In the present case, the claimant restricted his claim to a sum of Rs. 3,00,000/- since he was in financial distress and could not pay the court fees whereupon, the claimant was entitled to a compensation of Rs. 9,05,000/-. The Tribunal herein allowed a compensation of Rs. 1,50,000/- which was revised and enhanced by the High Court to a sum of Rs. 2,50,000/-.
It was contended in this case by the claimant that mere confinement to compensation amount to a sum of Rs. 3,00,000/- cannot be a guiding factor for the court for not granting a fair and reasonable compensation for the injuries sustained.
The claimant in the present case was a fruit vendor running his livelihood on a hand-cart. His right arm was amputated due to the accident permanently disabling him and thereby affecting his business. The Division Bench comprising of Justices Ashok Bhushan and MR Shah opined that a compensation of Rs. 2,50,000/- cannot be considered as a fair and reasonable amount. The bench referred to Ramla v. National Insurance Company Limited, (2019) 2 SCC 192 where it was observed that,
“Though the claimants had claimed a total compensation of Rs.25,00,000/- in their claim petition filed before the Tribunal, we feel that the compensation which the claimants are entitled to is higher than the same as mentioned supra. There is no restriction that the Court cannot award compensation exceeding the claimed amount, since the function of the Tribunal or court under Section 168 of the Motor Vehicles Act, 1988 is to award “just compensation”. The Motor Vehicles Act is a beneficial and welfare legislation. A “just compensation” is one which is reasonable on the basis of evidence produced on record. It cannot be said to have become time barred. Further, there is no need for a new cause of action to claim an enhanced amount.
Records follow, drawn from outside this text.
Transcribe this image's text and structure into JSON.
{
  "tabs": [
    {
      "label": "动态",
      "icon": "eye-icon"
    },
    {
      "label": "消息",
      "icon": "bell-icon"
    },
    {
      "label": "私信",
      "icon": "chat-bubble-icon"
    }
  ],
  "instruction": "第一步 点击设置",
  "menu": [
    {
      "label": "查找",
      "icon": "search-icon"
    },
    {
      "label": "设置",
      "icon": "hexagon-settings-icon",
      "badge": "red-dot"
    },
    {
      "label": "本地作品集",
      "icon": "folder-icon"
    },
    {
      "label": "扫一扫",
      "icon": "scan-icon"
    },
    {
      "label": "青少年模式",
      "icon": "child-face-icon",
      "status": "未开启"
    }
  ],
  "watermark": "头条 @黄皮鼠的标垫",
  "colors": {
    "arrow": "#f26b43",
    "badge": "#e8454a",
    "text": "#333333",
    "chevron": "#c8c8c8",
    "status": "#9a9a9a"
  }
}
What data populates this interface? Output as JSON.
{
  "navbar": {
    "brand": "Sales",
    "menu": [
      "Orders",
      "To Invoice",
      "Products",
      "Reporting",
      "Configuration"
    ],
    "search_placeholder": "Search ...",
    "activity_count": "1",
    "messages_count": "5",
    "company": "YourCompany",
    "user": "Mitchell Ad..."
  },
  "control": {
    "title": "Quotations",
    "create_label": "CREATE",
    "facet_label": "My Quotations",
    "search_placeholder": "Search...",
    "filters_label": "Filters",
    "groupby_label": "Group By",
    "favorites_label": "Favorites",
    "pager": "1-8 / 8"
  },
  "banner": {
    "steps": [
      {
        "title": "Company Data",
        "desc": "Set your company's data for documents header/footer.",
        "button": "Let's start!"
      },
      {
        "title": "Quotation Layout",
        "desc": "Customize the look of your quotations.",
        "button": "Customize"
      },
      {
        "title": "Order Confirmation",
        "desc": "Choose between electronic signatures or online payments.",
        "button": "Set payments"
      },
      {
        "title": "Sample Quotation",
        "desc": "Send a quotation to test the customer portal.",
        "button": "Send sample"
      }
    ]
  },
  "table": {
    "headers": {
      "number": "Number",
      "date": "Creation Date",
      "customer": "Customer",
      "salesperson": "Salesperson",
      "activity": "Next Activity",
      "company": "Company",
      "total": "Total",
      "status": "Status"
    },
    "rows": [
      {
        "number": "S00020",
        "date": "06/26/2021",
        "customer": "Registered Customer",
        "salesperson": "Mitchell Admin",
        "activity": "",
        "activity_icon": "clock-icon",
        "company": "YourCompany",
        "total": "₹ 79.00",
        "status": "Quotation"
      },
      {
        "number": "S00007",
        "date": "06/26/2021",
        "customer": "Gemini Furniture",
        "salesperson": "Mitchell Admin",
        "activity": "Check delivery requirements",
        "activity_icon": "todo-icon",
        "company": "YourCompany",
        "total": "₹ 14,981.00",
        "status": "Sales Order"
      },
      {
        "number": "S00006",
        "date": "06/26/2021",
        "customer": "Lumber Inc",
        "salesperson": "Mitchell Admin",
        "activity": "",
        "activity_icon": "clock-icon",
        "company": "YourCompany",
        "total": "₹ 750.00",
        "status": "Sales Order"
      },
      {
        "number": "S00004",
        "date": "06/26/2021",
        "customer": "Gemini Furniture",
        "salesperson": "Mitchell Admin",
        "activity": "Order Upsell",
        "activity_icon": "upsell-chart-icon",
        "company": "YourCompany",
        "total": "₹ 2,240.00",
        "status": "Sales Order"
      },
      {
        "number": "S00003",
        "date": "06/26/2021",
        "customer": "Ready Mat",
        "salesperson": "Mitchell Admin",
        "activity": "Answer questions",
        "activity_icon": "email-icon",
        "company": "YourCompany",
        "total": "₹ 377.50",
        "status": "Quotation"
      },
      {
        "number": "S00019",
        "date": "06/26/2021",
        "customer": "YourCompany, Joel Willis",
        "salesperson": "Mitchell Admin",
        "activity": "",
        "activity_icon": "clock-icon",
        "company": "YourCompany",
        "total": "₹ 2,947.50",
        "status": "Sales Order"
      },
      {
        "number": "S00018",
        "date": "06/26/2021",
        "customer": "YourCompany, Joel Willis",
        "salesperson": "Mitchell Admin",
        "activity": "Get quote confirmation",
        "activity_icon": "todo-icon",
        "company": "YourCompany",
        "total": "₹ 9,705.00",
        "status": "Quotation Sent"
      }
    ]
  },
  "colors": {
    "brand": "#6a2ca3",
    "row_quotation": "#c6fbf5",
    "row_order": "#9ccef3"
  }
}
The courts are duty bound to award just compensation.”
This clearly means that neither the Tribunal nor the High Court was precluded to grant a higher compensation.